The problem:
Examine each line of the listing below. Copy those in which the string "this" appears.

Supplied records:

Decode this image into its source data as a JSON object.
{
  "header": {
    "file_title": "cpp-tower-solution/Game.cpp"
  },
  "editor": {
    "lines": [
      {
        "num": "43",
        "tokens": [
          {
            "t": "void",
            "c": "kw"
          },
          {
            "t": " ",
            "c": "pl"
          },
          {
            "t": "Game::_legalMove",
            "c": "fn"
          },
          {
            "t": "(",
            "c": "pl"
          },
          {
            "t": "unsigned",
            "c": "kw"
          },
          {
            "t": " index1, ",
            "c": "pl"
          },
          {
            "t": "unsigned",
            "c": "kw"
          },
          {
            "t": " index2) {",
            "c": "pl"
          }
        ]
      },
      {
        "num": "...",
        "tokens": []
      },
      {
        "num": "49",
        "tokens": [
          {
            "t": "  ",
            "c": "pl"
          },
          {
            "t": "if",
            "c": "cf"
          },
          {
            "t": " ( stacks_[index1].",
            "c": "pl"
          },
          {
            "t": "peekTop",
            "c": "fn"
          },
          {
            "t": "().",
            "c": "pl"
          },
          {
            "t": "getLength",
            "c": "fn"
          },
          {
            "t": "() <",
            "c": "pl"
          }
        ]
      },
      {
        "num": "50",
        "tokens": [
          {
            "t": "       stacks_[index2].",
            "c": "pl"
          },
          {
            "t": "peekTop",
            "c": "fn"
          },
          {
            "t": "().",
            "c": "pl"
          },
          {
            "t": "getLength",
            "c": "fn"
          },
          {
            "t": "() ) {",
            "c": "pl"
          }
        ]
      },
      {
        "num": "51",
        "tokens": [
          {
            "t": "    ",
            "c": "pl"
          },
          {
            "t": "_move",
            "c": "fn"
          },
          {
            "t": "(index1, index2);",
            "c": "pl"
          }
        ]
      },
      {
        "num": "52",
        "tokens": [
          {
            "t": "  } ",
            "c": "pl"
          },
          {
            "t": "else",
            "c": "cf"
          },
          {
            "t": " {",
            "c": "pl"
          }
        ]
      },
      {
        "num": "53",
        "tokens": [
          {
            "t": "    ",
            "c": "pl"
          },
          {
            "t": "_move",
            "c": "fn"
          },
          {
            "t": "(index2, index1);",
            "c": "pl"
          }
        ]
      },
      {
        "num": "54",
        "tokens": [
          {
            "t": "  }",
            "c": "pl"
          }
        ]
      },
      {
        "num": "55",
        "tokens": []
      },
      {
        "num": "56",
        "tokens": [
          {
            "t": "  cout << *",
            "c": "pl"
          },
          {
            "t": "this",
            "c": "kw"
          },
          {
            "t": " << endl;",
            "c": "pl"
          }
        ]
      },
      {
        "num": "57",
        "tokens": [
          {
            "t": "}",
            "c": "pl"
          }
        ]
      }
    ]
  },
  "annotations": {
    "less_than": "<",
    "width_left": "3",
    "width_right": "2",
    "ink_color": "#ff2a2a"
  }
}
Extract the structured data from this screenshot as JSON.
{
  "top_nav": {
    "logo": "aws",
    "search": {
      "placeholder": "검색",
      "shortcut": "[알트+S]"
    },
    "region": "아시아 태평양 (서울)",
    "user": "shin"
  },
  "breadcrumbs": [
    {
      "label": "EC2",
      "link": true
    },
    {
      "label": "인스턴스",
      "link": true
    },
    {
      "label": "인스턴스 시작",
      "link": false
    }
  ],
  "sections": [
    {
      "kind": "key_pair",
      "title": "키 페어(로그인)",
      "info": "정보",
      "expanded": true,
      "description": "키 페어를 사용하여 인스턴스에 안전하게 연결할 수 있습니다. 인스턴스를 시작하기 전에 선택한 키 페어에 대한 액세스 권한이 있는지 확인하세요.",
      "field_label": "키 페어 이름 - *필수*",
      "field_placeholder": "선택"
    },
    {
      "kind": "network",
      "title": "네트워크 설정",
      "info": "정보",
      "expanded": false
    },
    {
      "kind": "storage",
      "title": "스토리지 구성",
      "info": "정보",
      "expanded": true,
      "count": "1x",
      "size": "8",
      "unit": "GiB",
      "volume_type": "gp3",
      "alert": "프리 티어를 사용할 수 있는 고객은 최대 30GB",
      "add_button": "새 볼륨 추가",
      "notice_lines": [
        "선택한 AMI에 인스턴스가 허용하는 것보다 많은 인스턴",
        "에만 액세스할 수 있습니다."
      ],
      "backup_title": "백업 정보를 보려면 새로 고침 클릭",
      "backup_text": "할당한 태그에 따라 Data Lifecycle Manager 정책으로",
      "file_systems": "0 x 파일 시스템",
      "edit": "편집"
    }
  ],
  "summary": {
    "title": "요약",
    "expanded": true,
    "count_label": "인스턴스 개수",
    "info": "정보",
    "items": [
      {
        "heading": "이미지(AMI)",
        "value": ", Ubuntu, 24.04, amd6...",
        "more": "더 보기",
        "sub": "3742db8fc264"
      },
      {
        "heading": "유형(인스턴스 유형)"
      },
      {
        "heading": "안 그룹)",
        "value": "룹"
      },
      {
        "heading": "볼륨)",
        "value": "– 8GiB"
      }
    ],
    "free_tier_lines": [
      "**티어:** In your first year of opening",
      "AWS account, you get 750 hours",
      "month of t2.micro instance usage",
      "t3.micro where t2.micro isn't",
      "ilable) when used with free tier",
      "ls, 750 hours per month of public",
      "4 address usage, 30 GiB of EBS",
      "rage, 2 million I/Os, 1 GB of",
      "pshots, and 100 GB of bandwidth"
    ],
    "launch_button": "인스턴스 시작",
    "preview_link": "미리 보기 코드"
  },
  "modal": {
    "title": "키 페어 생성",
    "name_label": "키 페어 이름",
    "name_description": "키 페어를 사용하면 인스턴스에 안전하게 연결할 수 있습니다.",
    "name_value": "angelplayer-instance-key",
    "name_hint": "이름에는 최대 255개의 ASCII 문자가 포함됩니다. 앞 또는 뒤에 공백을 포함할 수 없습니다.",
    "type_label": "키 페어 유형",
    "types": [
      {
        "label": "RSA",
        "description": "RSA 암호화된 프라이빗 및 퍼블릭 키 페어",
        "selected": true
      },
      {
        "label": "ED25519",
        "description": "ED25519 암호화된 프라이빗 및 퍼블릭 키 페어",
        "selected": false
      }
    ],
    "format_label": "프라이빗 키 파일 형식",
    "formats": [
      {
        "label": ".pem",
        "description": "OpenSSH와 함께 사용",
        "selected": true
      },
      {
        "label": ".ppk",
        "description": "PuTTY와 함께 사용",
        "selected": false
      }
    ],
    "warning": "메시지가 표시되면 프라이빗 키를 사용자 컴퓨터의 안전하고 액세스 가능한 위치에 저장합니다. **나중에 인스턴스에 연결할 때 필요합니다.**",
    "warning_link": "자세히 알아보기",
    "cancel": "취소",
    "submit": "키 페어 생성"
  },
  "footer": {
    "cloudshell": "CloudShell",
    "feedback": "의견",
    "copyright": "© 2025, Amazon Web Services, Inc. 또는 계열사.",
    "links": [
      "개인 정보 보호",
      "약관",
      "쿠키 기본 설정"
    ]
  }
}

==

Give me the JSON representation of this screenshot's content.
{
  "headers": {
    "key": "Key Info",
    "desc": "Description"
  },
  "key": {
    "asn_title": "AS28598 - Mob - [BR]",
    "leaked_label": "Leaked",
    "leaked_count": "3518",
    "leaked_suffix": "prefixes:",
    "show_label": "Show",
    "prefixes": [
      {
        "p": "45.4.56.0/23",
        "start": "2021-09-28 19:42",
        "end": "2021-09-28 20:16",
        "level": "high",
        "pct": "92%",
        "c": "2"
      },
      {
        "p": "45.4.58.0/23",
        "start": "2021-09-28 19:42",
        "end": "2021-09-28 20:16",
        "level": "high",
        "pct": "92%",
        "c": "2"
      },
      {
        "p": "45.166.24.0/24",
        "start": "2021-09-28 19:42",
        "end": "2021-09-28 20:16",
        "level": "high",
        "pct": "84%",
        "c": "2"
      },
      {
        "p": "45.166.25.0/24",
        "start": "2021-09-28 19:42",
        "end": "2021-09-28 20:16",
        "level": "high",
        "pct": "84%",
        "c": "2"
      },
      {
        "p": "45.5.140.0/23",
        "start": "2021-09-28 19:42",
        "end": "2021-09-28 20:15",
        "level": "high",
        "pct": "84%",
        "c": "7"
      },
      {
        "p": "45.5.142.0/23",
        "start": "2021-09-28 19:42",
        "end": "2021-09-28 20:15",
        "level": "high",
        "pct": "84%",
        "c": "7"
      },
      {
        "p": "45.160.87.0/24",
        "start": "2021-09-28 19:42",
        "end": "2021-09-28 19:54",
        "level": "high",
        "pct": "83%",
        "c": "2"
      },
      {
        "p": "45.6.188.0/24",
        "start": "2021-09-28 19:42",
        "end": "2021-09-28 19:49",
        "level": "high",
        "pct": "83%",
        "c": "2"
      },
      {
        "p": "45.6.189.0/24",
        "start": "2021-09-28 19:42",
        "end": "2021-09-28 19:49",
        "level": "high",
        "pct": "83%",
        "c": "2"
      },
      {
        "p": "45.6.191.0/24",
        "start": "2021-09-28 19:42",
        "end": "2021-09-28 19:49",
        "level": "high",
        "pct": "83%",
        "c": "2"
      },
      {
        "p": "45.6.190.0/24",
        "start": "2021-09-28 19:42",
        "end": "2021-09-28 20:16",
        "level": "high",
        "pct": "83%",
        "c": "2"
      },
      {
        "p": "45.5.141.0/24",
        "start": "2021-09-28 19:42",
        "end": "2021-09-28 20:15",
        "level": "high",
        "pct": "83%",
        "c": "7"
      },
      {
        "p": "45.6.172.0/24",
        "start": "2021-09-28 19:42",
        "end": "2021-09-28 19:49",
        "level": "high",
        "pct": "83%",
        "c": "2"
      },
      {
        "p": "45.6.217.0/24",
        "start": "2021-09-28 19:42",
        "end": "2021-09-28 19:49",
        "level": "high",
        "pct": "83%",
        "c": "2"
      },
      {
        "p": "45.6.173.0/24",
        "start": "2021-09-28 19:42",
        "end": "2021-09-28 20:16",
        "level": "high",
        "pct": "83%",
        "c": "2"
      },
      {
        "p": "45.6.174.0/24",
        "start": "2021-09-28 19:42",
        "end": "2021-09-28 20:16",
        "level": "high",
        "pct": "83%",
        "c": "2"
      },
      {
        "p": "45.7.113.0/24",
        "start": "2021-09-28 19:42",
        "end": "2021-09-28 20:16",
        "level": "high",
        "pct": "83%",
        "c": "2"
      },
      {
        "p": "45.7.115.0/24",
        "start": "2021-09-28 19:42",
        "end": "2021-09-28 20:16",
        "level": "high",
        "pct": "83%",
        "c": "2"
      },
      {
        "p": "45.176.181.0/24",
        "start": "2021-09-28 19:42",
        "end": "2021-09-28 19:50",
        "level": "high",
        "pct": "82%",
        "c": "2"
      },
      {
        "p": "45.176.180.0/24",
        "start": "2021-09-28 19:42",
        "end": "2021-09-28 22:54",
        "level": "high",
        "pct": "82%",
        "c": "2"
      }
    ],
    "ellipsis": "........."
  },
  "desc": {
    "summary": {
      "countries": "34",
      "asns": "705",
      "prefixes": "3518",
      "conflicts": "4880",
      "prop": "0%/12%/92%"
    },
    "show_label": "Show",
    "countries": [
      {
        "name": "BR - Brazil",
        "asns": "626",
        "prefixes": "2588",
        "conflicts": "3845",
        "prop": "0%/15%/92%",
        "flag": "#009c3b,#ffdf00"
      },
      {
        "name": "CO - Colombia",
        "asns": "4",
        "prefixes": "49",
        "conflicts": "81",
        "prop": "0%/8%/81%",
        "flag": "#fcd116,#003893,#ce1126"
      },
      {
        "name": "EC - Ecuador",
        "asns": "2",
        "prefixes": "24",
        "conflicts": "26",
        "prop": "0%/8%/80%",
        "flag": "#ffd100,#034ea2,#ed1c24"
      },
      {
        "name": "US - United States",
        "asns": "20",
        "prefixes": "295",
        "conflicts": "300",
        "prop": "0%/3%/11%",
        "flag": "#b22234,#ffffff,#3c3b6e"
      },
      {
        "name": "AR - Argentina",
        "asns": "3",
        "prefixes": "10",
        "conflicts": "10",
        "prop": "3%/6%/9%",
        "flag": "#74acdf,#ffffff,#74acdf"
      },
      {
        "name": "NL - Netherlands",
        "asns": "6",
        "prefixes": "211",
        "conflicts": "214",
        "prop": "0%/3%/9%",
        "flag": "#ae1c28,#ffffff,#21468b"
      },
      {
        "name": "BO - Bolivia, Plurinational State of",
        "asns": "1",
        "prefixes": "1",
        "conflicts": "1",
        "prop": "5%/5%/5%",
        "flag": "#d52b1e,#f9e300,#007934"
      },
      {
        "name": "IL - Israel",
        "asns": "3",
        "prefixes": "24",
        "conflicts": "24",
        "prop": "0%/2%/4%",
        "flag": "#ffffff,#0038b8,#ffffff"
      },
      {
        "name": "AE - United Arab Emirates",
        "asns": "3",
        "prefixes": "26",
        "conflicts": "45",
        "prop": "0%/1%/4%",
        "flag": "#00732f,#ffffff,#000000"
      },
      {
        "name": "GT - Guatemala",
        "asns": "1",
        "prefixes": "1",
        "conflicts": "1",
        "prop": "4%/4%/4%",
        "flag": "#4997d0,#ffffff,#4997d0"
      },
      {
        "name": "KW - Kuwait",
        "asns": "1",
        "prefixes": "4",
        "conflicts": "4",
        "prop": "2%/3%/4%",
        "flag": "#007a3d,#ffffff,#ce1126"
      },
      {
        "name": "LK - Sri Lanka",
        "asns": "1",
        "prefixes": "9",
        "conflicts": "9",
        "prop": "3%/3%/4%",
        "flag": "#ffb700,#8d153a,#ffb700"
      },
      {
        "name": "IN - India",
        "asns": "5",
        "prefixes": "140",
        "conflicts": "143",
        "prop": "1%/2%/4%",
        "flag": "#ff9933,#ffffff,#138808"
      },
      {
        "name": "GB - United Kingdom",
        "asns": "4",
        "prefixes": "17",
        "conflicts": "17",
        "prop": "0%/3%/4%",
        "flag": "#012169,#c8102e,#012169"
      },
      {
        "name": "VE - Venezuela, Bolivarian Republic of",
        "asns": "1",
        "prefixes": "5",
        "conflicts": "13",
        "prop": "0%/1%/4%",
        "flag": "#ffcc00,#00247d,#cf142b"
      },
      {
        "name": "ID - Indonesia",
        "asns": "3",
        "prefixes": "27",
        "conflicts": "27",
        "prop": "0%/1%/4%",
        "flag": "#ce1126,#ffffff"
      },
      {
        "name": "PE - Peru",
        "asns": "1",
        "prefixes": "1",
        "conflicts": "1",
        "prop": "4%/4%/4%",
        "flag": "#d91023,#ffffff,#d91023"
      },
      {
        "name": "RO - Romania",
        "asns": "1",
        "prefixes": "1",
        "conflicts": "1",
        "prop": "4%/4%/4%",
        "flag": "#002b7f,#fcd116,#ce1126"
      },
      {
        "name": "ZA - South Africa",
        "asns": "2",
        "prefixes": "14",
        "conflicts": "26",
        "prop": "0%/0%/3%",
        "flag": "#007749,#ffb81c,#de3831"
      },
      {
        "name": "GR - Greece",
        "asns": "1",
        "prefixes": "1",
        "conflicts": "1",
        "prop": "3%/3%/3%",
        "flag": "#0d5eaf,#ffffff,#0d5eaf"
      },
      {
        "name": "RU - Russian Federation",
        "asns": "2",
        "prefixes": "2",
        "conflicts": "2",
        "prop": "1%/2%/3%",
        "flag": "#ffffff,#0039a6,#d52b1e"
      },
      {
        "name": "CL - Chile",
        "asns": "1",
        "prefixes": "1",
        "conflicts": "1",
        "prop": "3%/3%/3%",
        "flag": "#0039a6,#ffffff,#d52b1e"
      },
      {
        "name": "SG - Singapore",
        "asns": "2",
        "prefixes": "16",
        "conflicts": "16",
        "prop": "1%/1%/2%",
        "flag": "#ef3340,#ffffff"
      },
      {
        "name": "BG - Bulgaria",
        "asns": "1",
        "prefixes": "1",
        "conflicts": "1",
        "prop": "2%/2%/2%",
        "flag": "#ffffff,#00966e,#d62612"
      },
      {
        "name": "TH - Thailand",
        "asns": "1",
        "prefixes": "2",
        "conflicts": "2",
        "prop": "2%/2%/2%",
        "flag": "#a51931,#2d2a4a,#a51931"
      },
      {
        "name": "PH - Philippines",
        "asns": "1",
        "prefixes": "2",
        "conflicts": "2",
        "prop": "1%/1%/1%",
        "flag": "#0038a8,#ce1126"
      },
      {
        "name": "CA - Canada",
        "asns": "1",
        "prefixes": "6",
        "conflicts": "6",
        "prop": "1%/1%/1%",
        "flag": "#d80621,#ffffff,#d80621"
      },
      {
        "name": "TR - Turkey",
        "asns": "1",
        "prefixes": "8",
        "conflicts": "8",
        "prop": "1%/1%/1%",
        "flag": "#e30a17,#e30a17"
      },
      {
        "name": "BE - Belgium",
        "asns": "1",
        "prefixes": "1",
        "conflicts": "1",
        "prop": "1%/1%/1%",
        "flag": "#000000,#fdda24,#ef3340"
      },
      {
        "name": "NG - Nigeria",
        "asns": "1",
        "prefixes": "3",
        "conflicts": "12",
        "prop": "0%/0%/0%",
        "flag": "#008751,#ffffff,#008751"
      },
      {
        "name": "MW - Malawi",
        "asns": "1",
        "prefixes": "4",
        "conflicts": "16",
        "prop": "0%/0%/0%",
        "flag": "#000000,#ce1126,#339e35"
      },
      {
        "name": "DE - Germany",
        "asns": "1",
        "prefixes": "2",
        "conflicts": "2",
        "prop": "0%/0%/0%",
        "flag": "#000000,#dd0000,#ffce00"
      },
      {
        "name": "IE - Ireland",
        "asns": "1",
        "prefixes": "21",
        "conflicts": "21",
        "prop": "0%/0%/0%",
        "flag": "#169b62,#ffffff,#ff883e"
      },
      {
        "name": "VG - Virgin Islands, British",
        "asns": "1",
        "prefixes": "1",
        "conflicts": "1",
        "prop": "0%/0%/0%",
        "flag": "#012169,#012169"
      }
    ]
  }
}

Finished exercise:
Decode this image into its source data as a JSON object.
            "t": "this",
Extract the structured data from this screenshot as JSON.
Give me the JSON representation of this screenshot's content.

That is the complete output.